* _What is expected_: Lines with "source" in them are to be located in the listing below and copied.

* _Extracted data_:
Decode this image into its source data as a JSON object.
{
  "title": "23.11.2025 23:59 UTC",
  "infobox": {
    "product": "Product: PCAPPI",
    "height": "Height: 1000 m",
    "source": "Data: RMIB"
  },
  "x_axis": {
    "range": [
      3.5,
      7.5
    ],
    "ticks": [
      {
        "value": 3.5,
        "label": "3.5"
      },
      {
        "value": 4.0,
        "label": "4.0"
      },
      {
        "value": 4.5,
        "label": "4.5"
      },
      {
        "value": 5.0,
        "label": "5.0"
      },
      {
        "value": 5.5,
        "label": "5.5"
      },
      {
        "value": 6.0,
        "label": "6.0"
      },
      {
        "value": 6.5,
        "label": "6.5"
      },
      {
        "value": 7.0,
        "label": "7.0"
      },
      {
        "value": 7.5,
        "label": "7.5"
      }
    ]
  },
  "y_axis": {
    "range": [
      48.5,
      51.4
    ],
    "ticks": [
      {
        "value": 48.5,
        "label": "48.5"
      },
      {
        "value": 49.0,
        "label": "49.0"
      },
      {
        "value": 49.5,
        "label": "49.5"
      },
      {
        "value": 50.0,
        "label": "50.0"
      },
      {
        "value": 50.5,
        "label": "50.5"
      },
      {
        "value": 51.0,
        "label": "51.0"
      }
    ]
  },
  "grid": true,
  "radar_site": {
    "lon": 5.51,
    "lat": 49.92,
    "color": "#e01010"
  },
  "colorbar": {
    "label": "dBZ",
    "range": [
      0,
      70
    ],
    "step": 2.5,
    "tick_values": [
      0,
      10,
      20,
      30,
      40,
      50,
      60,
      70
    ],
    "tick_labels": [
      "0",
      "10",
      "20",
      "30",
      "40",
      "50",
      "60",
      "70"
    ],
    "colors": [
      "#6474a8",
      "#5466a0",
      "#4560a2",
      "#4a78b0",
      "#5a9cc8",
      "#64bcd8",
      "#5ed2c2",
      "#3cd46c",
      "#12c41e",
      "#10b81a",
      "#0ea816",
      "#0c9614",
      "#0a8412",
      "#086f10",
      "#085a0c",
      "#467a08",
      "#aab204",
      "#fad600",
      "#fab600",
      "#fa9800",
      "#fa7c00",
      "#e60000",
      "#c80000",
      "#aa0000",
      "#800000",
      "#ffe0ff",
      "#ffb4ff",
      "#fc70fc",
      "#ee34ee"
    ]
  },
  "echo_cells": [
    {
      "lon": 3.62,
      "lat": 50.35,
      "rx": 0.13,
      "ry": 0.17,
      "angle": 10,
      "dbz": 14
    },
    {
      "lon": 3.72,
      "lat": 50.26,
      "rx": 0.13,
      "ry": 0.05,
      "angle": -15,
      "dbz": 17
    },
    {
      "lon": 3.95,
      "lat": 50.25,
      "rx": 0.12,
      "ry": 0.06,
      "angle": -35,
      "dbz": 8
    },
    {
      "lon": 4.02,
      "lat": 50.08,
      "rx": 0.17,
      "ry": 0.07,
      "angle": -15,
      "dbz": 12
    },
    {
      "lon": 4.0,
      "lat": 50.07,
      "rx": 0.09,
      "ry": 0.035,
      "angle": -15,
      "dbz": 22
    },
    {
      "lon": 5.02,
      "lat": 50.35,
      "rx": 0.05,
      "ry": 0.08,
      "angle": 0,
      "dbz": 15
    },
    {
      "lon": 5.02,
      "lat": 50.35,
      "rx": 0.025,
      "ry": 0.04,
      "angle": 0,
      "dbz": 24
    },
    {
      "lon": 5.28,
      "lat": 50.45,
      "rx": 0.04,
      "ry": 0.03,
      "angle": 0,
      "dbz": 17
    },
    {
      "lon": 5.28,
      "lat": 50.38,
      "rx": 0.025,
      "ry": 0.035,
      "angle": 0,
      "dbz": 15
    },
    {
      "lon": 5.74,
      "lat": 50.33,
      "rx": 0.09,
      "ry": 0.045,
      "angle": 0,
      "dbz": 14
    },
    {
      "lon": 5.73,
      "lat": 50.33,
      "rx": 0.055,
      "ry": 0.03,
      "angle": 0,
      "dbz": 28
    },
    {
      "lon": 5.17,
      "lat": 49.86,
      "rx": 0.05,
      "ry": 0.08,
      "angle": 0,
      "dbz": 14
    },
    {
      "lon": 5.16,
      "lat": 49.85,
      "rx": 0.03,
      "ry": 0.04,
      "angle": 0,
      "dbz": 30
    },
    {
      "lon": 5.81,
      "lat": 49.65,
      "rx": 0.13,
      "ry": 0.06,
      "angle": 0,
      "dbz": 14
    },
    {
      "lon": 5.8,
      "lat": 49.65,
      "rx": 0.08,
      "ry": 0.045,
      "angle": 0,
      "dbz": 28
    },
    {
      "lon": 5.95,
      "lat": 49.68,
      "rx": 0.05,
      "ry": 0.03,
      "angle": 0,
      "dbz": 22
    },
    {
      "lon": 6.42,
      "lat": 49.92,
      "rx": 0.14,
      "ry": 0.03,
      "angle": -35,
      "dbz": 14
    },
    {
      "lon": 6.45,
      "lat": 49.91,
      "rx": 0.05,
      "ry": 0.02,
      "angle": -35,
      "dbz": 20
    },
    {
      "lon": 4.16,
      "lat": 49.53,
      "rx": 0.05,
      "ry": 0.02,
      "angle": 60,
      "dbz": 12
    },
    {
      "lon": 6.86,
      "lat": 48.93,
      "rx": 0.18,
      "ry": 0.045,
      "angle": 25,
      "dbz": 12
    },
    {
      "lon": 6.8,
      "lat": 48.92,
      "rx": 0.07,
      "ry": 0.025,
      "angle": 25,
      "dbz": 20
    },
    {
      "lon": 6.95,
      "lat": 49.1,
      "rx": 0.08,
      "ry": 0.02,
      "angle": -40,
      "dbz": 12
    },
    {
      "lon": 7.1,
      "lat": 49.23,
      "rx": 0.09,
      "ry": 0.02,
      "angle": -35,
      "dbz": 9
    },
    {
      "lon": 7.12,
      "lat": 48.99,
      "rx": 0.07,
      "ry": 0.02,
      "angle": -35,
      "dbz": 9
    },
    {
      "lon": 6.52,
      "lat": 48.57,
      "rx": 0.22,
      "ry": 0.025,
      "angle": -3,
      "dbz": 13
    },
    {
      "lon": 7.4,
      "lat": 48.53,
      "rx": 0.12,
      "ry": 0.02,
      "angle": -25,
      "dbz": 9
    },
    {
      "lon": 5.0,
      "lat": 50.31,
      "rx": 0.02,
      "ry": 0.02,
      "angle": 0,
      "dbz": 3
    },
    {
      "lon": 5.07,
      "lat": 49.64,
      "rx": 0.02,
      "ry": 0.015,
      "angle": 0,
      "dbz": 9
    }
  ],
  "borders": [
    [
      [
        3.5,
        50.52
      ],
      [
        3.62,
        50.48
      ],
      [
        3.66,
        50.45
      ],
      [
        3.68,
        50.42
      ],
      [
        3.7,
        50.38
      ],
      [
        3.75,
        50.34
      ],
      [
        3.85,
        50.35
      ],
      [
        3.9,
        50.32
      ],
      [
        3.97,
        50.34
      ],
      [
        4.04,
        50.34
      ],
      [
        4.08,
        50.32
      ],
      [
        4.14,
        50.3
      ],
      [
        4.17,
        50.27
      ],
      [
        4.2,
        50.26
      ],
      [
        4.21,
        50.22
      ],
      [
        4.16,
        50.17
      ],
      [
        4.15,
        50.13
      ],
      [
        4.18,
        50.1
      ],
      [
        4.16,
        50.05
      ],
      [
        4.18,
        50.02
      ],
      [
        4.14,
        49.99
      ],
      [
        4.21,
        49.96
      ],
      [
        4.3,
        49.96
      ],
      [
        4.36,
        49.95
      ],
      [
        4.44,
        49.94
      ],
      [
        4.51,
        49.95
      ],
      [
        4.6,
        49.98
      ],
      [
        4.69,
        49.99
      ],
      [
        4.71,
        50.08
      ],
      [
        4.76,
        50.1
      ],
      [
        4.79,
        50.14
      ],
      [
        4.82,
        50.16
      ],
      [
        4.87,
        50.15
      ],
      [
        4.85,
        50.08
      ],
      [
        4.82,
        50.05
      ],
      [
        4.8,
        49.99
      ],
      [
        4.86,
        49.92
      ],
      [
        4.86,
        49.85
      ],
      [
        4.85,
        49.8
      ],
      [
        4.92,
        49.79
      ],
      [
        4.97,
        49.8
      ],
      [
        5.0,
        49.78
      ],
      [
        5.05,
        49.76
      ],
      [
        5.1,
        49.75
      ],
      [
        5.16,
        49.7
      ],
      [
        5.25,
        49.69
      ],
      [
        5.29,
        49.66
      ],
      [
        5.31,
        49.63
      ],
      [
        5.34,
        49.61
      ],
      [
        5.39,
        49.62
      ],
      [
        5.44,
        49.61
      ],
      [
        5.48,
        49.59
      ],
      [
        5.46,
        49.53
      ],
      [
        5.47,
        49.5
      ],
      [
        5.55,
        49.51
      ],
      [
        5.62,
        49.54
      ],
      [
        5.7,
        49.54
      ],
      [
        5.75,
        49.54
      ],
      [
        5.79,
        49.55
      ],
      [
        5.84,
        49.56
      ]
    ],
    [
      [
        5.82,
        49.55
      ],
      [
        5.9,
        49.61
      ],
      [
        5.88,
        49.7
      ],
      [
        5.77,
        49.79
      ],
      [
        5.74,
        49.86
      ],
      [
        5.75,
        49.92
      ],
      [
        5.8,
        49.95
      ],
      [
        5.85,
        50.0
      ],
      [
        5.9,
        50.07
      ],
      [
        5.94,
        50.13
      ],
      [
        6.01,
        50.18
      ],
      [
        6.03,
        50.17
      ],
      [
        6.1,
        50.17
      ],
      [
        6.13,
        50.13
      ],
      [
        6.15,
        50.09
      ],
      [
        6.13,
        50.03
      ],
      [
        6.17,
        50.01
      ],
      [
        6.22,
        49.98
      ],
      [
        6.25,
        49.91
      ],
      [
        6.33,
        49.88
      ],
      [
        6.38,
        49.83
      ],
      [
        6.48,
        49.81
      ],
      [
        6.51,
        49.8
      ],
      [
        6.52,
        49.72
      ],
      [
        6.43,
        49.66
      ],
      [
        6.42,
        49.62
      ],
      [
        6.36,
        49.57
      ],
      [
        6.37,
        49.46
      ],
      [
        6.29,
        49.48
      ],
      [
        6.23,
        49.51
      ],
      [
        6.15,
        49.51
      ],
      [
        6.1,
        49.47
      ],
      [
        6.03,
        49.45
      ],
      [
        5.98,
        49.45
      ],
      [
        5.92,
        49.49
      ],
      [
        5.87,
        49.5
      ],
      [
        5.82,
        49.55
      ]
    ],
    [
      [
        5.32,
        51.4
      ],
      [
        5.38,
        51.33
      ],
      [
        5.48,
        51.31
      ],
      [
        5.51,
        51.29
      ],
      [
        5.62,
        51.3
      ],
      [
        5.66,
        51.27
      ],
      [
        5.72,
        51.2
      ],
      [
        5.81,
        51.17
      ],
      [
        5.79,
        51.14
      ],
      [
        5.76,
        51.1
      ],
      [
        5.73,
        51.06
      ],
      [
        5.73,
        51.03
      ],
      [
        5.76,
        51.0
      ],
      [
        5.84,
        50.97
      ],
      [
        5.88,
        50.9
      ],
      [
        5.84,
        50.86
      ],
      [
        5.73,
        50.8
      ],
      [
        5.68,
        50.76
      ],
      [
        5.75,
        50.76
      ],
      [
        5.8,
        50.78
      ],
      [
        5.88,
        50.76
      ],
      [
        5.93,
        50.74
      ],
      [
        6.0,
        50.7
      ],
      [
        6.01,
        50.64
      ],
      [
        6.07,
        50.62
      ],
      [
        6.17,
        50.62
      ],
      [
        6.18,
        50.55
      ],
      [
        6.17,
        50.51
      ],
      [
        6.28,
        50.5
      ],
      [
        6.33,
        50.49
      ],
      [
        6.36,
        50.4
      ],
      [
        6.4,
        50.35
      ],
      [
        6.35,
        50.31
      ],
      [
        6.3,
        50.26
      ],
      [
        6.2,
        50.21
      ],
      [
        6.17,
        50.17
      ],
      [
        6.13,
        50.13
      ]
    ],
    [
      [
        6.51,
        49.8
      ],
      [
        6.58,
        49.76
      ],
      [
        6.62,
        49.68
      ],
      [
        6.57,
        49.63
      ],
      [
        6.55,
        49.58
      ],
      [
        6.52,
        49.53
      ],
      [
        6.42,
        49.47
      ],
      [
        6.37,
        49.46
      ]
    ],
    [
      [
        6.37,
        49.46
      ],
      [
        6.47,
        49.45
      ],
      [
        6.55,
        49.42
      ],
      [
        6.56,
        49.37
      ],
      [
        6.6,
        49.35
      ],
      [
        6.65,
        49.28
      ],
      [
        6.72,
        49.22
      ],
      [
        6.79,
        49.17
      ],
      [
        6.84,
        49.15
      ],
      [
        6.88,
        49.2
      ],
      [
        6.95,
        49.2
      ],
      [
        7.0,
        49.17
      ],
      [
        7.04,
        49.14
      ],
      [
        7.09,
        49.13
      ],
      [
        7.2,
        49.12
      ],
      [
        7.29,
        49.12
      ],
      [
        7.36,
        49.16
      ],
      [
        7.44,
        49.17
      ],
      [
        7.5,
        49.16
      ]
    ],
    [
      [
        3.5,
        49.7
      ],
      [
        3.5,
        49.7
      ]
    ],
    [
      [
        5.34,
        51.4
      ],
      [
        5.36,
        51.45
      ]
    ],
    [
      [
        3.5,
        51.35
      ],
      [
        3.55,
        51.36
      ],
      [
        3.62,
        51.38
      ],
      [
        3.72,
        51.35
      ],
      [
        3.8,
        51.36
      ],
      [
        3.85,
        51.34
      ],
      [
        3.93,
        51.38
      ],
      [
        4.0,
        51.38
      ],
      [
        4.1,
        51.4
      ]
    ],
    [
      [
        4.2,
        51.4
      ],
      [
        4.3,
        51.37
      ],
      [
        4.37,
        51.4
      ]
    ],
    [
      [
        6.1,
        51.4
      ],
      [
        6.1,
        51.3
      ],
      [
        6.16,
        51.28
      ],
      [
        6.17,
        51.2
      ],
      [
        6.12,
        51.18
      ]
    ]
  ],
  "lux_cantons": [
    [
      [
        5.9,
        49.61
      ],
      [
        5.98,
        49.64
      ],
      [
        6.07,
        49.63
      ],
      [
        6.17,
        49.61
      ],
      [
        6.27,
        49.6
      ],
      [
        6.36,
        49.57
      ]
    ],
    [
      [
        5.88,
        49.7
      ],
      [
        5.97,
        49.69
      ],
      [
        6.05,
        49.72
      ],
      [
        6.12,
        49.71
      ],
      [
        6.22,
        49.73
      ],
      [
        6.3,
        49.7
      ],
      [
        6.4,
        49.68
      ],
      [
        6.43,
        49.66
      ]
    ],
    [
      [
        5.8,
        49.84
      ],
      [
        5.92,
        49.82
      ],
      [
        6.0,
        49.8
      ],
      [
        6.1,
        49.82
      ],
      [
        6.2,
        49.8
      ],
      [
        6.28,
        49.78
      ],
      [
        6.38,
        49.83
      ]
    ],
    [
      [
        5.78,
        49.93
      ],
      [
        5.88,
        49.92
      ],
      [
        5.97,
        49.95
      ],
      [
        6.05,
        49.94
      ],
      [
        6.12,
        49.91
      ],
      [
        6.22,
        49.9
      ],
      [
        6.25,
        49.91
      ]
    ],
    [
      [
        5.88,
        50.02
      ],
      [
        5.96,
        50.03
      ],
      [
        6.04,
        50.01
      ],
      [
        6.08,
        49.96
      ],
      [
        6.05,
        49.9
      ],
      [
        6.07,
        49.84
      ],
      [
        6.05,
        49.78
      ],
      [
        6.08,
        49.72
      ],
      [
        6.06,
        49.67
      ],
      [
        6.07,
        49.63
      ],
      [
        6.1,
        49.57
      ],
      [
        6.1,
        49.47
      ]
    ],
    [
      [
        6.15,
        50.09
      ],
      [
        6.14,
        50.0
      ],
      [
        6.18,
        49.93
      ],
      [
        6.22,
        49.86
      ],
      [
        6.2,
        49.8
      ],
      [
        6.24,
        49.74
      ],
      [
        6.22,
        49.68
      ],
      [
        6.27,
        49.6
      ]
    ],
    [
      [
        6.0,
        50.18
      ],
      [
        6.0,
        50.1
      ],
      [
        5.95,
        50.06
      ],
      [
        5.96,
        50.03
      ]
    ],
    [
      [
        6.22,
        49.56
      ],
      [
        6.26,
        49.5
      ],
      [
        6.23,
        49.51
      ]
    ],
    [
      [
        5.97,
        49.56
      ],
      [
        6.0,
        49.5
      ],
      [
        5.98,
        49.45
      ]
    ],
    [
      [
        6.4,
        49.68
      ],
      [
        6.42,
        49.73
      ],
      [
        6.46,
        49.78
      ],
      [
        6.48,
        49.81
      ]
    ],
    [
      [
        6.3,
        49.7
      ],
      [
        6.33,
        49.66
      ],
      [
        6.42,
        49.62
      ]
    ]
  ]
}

* _Response area_:
Decode this image into its source data as a JSON object.
    "source": "Data: RMIB"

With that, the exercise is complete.